▶ Task requirements: Some lines in the data below hold the string "kind". Report how many, as a bare number.

▶ Extracted material:
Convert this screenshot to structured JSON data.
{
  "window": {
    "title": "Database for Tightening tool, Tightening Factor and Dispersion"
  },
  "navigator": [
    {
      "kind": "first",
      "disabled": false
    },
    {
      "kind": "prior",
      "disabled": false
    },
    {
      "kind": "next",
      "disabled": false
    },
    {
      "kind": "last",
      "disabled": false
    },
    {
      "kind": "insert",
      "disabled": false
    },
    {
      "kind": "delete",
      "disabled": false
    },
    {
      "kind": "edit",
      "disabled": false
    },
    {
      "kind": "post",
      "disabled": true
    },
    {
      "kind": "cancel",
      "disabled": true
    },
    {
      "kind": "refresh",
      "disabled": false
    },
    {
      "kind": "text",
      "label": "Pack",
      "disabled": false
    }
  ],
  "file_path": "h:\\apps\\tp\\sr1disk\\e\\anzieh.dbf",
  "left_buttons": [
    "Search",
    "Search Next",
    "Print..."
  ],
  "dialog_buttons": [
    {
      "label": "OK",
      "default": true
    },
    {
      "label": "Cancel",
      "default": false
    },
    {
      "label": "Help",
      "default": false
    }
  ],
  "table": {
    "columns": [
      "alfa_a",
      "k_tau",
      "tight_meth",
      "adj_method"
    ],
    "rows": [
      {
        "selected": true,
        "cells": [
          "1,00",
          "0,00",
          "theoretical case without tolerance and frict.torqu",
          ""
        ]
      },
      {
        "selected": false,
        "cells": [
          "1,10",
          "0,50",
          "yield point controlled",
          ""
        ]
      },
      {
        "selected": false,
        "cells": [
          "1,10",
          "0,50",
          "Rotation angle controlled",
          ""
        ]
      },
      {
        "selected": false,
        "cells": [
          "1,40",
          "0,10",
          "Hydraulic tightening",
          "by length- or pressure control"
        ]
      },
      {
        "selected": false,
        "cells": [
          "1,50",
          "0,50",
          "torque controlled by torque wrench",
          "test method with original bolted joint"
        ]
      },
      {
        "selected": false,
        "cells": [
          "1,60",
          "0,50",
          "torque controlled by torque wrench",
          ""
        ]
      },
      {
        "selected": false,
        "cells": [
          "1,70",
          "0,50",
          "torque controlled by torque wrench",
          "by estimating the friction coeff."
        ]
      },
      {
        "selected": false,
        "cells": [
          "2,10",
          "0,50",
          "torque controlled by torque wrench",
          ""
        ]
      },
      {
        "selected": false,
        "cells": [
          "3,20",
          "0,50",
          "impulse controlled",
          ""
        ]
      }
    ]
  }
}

▶ Solution to the exercise: 11